::: Record set :::

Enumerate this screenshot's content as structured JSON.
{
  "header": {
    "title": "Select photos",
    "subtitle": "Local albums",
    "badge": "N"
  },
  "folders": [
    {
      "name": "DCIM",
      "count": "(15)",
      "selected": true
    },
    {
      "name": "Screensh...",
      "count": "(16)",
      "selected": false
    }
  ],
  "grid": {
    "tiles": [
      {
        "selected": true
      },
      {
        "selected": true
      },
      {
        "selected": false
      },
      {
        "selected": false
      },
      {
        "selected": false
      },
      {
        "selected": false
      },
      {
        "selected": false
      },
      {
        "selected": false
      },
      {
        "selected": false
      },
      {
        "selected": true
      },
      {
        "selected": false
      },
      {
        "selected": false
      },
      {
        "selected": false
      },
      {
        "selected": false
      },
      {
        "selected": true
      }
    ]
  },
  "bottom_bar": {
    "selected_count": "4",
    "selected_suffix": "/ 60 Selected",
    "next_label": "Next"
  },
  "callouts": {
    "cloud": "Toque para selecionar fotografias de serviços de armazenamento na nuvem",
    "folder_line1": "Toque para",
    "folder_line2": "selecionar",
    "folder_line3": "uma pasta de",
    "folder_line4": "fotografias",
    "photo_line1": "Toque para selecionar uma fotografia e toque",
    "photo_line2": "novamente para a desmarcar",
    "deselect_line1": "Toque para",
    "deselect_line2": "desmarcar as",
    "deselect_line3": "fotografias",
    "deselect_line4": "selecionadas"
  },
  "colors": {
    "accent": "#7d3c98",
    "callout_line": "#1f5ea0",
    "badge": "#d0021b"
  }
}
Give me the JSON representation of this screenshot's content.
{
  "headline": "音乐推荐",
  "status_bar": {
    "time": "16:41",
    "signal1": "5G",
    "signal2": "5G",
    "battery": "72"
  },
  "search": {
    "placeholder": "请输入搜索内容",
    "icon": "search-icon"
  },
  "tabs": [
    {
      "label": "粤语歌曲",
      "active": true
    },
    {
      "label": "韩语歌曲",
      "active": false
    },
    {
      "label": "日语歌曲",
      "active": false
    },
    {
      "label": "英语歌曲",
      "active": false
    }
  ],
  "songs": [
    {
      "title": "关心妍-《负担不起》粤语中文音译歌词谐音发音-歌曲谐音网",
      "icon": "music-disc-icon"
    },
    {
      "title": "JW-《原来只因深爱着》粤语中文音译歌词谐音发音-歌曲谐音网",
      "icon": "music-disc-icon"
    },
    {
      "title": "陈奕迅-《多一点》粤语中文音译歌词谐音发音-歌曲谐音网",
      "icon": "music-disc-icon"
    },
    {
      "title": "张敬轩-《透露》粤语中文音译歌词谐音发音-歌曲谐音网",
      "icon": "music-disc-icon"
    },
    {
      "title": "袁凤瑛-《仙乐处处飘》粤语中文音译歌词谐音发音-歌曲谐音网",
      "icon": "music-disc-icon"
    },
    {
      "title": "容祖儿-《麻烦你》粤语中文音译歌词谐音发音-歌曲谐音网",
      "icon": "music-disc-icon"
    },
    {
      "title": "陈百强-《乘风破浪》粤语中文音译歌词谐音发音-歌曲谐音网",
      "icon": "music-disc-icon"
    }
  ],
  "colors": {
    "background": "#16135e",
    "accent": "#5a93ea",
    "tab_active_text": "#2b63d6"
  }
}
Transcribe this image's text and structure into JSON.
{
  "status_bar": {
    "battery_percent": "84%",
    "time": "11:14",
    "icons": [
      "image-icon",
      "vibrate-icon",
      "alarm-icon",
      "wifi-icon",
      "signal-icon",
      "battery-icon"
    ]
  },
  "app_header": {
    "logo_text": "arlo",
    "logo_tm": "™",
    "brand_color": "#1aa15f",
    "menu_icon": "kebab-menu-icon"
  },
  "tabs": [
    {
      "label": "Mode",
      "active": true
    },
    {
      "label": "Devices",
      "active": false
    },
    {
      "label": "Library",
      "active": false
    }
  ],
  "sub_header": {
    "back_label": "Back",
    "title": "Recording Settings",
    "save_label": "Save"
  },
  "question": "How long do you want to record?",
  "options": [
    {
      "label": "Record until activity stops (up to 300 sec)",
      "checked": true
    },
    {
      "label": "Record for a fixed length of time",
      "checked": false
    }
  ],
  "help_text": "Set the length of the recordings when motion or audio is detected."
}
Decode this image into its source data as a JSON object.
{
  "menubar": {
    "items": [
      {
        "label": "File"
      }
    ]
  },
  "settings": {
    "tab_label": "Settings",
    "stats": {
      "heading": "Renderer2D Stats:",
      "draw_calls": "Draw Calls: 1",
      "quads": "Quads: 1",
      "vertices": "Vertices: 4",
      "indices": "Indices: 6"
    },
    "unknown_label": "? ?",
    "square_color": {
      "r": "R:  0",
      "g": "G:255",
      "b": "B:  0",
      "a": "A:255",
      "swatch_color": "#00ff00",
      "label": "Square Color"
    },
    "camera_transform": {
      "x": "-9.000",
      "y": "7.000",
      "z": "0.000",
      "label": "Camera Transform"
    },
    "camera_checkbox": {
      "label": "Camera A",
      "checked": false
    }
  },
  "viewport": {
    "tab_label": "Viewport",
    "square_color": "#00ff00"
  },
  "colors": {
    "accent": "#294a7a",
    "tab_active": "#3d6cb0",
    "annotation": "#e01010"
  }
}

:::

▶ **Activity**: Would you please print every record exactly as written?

▶ **Written answer**:
Enumerate this screenshot's content as structured JSON.
{
  "header": {
    "title": "Select photos",
    "subtitle": "Local albums",
    "badge": "N"
  },
  "folders": [
    {
      "name": "DCIM",
      "count": "(15)",
      "selected": true
    },
    {
      "name": "Screensh...",
      "count": "(16)",
      "selected": false
    }
  ],
  "grid": {
    "tiles": [
      {
        "selected": true
      },
      {
        "selected": true
      },
      {
        "selected": false
      },
      {
        "selected": false
      },
      {
        "selected": false
      },
      {
        "selected": false
      },
      {
        "selected": false
      },
      {
        "selected": false
      },
      {
        "selected": false
      },
      {
        "selected": true
      },
      {
        "selected": false
      },
      {
        "selected": false
      },
      {
        "selected": false
      },
      {
        "selected": false
      },
      {
        "selected": true
      }
    ]
  },
  "bottom_bar": {
    "selected_count": "4",
    "selected_suffix": "/ 60 Selected",
    "next_label": "Next"
  },
  "callouts": {
    "cloud": "Toque para selecionar fotografias de serviços de armazenamento na nuvem",
    "folder_line1": "Toque para",
    "folder_line2": "selecionar",
    "folder_line3": "uma pasta de",
    "folder_line4": "fotografias",
    "photo_line1": "Toque para selecionar uma fotografia e toque",
    "photo_line2": "novamente para a desmarcar",
    "deselect_line1": "Toque para",
    "deselect_line2": "desmarcar as",
    "deselect_line3": "fotografias",
    "deselect_line4": "selecionadas"
  },
  "colors": {
    "accent": "#7d3c98",
    "callout_line": "#1f5ea0",
    "badge": "#d0021b"
  }
}
Give me the JSON representation of this screenshot's content.
{
  "headline": "音乐推荐",
  "status_bar": {
    "time": "16:41",
    "signal1": "5G",
    "signal2": "5G",
    "battery": "72"
  },
  "search": {
    "placeholder": "请输入搜索内容",
    "icon": "search-icon"
  },
  "tabs": [
    {
      "label": "粤语歌曲",
      "active": true
    },
    {
      "label": "韩语歌曲",
      "active": false
    },
    {
      "label": "日语歌曲",
      "active": false
    },
    {
      "label": "英语歌曲",
      "active": false
    }
  ],
  "songs": [
    {
      "title": "关心妍-《负担不起》粤语中文音译歌词谐音发音-歌曲谐音网",
      "icon": "music-disc-icon"
    },
    {
      "title": "JW-《原来只因深爱着》粤语中文音译歌词谐音发音-歌曲谐音网",
      "icon": "music-disc-icon"
    },
    {
      "title": "陈奕迅-《多一点》粤语中文音译歌词谐音发音-歌曲谐音网",
      "icon": "music-disc-icon"
    },
    {
      "title": "张敬轩-《透露》粤语中文音译歌词谐音发音-歌曲谐音网",
      "icon": "music-disc-icon"
    },
    {
      "title": "袁凤瑛-《仙乐处处飘》粤语中文音译歌词谐音发音-歌曲谐音网",
      "icon": "music-disc-icon"
    },
    {
      "title": "容祖儿-《麻烦你》粤语中文音译歌词谐音发音-歌曲谐音网",
      "icon": "music-disc-icon"
    },
    {
      "title": "陈百强-《乘风破浪》粤语中文音译歌词谐音发音-歌曲谐音网",
      "icon": "music-disc-icon"
    }
  ],
  "colors": {
    "background": "#16135e",
    "accent": "#5a93ea",
    "tab_active_text": "#2b63d6"
  }
}
Transcribe this image's text and structure into JSON.
{
  "status_bar": {
    "battery_percent": "84%",
    "time": "11:14",
    "icons": [
      "image-icon",
      "vibrate-icon",
      "alarm-icon",
      "wifi-icon",
      "signal-icon",
      "battery-icon"
    ]
  },
  "app_header": {
    "logo_text": "arlo",
    "logo_tm": "™",
    "brand_color": "#1aa15f",
    "menu_icon": "kebab-menu-icon"
  },
  "tabs": [
    {
      "label": "Mode",
      "active": true
    },
    {
      "label": "Devices",
      "active": false
    },
    {
      "label": "Library",
      "active": false
    }
  ],
  "sub_header": {
    "back_label": "Back",
    "title": "Recording Settings",
    "save_label": "Save"
  },
  "question": "How long do you want to record?",
  "options": [
    {
      "label": "Record until activity stops (up to 300 sec)",
      "checked": true
    },
    {
      "label": "Record for a fixed length of time",
      "checked": false
    }
  ],
  "help_text": "Set the length of the recordings when motion or audio is detected."
}
Decode this image into its source data as a JSON object.
{
  "menubar": {
    "items": [
      {
        "label": "File"
      }
    ]
  },
  "settings": {
    "tab_label": "Settings",
    "stats": {
      "heading": "Renderer2D Stats:",
      "draw_calls": "Draw Calls: 1",
      "quads": "Quads: 1",
      "vertices": "Vertices: 4",
      "indices": "Indices: 6"
    },
    "unknown_label": "? ?",
    "square_color": {
      "r": "R:  0",
      "g": "G:255",
      "b": "B:  0",
      "a": "A:255",
      "swatch_color": "#00ff00",
      "label": "Square Color"
    },
    "camera_transform": {
      "x": "-9.000",
      "y": "7.000",
      "z": "0.000",
      "label": "Camera Transform"
    },
    "camera_checkbox": {
      "label": "Camera A",
      "checked": false
    }
  },
  "viewport": {
    "tab_label": "Viewport",
    "square_color": "#00ff00"
  },
  "colors": {
    "accent": "#294a7a",
    "tab_active": "#3d6cb0",
    "annotation": "#e01010"
  }
}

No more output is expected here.